OKLAHOMA CITY, Okla. (AP) -- In an unusually early and strong warning, national weather forecasters cautioned Friday that conditions are ripe for violent tornadoes to rip through the nation's midsection from Texas to Minnesota this weekend.
As states across the middle of the country prepared for the worst, storms were already kicking off in Norman, Okla., where a twister whizzed by the nation's tornado forecasting headquarters but caused little damage.
It was only the second time in U.S. history that the Storm Prediction Center issued a high-risk warning more than 24 hours in advance, said Russ Schneider, director of the center, which is part of the National Weather Service. The first such warning was issued in April 2006 before nearly 100 tornadoes tore across a large swathe of the southeastern U.S.
The latest warning covers portions of Illinois, Iowa, Kansas, Missouri, Nebraska, Oklahoma and Texas. The worst weather is expected to develop late Saturday afternoon between Oklahoma City and Salina, Kan., but other areas also could see severe storms with baseball-sized hail and winds of up to 70 mph, forecasters at the Storm Prediction Center said Friday.
The outbreak could be a "high-end, life threatening event," the center said.

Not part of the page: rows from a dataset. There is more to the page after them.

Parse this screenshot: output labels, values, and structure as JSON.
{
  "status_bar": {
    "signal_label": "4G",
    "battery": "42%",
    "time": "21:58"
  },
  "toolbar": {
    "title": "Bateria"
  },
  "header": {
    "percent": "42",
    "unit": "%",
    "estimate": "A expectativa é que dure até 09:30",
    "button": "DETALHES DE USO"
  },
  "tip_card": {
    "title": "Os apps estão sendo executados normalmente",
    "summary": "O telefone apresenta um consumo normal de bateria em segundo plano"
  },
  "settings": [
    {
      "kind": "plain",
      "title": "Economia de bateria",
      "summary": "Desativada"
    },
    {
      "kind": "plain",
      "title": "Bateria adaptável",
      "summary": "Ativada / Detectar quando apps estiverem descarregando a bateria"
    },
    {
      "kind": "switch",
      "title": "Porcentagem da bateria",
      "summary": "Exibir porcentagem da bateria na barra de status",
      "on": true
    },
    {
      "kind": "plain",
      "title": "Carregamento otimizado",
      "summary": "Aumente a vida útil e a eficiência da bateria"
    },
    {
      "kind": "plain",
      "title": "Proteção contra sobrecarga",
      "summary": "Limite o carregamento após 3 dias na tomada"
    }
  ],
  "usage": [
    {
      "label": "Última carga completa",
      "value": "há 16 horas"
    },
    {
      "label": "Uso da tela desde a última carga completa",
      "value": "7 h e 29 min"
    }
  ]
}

keyboard shortcuts: V vote up article J next comment K previous comment